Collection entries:
┏━━

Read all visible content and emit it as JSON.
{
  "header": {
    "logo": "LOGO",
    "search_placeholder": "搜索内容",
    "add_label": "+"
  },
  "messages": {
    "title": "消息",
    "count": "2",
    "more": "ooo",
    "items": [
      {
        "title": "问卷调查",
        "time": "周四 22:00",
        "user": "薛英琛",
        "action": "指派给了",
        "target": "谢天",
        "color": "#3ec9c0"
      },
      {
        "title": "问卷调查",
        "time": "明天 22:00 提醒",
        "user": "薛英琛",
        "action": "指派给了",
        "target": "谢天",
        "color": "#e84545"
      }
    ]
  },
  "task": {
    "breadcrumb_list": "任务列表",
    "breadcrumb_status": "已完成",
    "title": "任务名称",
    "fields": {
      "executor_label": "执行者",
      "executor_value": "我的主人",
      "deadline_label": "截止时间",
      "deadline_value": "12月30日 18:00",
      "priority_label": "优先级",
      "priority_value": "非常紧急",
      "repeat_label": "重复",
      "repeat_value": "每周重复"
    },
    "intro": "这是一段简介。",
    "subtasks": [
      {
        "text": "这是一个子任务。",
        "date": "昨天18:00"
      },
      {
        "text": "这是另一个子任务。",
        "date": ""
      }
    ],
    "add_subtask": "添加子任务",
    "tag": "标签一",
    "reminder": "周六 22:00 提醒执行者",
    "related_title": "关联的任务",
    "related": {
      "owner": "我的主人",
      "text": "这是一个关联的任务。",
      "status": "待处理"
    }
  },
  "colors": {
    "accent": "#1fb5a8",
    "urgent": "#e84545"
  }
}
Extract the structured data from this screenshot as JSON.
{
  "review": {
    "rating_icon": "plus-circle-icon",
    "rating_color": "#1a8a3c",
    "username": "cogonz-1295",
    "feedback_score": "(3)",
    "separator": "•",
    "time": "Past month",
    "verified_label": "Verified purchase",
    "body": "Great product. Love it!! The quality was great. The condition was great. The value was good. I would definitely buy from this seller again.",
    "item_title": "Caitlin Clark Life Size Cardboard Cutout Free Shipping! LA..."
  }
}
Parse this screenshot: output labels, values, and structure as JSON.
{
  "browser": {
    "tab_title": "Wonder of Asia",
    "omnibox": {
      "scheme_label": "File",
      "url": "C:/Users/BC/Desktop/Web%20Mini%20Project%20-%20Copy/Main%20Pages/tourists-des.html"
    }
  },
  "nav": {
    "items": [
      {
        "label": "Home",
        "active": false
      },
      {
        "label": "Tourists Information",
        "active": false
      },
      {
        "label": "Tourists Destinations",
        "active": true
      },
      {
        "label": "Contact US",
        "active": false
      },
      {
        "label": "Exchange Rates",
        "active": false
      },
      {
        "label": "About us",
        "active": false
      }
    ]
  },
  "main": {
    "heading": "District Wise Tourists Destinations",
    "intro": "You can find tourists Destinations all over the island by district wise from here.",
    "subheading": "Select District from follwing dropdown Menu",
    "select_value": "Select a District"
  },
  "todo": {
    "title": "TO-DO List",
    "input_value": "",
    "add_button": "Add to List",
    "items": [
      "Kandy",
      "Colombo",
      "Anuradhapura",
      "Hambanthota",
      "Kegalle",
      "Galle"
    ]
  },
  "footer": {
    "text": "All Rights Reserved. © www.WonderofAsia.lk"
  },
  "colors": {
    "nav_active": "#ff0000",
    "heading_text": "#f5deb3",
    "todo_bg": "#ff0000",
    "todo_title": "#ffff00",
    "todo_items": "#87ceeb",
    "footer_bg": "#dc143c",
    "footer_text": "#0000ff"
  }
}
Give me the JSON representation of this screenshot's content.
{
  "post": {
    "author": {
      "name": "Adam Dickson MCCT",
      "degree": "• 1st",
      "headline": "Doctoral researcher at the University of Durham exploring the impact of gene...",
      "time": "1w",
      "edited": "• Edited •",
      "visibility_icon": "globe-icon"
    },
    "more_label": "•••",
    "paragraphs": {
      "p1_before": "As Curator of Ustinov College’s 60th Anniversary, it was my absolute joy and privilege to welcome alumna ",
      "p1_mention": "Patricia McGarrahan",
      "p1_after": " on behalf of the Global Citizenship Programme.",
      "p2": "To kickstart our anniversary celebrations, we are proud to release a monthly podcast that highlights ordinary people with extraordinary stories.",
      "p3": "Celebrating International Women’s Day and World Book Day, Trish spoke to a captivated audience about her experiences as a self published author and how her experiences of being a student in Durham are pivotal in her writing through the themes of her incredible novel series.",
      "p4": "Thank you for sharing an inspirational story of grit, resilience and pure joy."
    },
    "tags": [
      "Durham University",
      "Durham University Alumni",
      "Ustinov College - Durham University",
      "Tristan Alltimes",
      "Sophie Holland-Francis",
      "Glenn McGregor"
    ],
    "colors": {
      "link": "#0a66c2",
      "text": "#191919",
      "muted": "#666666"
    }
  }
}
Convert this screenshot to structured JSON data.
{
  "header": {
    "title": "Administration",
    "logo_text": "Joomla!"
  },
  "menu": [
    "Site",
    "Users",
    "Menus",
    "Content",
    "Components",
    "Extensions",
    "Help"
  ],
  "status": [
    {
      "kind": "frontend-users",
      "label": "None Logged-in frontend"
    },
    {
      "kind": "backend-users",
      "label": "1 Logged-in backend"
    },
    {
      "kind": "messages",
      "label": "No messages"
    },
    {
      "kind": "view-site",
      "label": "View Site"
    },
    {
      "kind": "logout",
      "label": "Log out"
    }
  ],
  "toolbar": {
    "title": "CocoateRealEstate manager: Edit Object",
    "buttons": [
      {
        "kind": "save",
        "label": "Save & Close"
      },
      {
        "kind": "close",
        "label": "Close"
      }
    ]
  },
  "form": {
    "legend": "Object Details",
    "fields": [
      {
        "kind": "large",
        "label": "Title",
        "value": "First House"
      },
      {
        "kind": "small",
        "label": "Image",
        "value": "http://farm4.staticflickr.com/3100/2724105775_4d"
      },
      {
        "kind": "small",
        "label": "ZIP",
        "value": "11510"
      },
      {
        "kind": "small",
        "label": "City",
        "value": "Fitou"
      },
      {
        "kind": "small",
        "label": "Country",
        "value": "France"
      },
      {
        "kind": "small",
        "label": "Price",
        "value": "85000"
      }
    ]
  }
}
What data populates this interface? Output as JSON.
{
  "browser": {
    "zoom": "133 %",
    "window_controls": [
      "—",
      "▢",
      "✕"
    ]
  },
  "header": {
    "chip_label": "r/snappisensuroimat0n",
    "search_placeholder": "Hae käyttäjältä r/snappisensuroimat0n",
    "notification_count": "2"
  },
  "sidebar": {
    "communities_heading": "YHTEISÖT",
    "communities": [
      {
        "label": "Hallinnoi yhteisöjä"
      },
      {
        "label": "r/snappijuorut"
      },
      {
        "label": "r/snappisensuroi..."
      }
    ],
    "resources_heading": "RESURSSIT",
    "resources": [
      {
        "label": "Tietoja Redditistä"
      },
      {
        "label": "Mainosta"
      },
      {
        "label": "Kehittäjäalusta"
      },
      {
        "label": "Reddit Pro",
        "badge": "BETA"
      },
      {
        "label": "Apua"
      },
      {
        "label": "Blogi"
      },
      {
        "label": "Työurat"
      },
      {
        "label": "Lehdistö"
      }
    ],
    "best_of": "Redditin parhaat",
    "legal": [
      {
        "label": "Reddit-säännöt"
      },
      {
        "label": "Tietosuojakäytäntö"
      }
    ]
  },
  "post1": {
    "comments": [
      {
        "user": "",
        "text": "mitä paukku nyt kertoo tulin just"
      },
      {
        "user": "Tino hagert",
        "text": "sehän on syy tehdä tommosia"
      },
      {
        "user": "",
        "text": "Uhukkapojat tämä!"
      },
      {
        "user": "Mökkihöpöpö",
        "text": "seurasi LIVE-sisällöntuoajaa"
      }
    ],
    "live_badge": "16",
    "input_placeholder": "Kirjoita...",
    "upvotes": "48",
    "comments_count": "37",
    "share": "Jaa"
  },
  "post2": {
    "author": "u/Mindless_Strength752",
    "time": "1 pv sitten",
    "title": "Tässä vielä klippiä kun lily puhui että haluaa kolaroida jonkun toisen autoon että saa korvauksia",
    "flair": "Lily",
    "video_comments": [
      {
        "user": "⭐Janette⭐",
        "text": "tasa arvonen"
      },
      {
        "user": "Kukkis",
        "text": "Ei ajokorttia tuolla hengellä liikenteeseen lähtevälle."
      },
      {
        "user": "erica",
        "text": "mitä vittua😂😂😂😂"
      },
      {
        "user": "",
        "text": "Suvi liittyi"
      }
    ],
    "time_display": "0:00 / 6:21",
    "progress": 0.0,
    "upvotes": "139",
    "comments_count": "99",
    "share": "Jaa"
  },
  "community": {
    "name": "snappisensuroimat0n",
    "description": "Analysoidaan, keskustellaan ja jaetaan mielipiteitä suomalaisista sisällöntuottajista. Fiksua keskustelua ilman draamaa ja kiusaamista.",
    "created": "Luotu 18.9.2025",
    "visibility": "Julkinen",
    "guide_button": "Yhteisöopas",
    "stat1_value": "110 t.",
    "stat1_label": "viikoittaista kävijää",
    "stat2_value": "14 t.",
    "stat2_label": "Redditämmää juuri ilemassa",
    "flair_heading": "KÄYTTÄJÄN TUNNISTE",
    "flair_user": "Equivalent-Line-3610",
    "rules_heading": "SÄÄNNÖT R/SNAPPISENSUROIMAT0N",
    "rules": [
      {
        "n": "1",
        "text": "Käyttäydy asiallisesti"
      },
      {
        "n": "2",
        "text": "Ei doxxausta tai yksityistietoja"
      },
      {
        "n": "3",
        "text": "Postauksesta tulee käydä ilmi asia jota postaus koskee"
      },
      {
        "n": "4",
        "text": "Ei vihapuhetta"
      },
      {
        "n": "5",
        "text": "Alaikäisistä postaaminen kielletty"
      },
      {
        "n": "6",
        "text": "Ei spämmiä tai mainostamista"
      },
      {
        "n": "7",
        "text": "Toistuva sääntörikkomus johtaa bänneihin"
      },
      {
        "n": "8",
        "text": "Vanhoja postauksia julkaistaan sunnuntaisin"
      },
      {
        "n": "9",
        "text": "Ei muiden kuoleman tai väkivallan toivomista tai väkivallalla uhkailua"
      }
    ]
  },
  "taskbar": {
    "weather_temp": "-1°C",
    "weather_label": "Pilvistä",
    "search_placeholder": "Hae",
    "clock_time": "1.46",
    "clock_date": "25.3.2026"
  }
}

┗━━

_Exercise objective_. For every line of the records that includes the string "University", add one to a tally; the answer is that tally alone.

_Your solution_. 4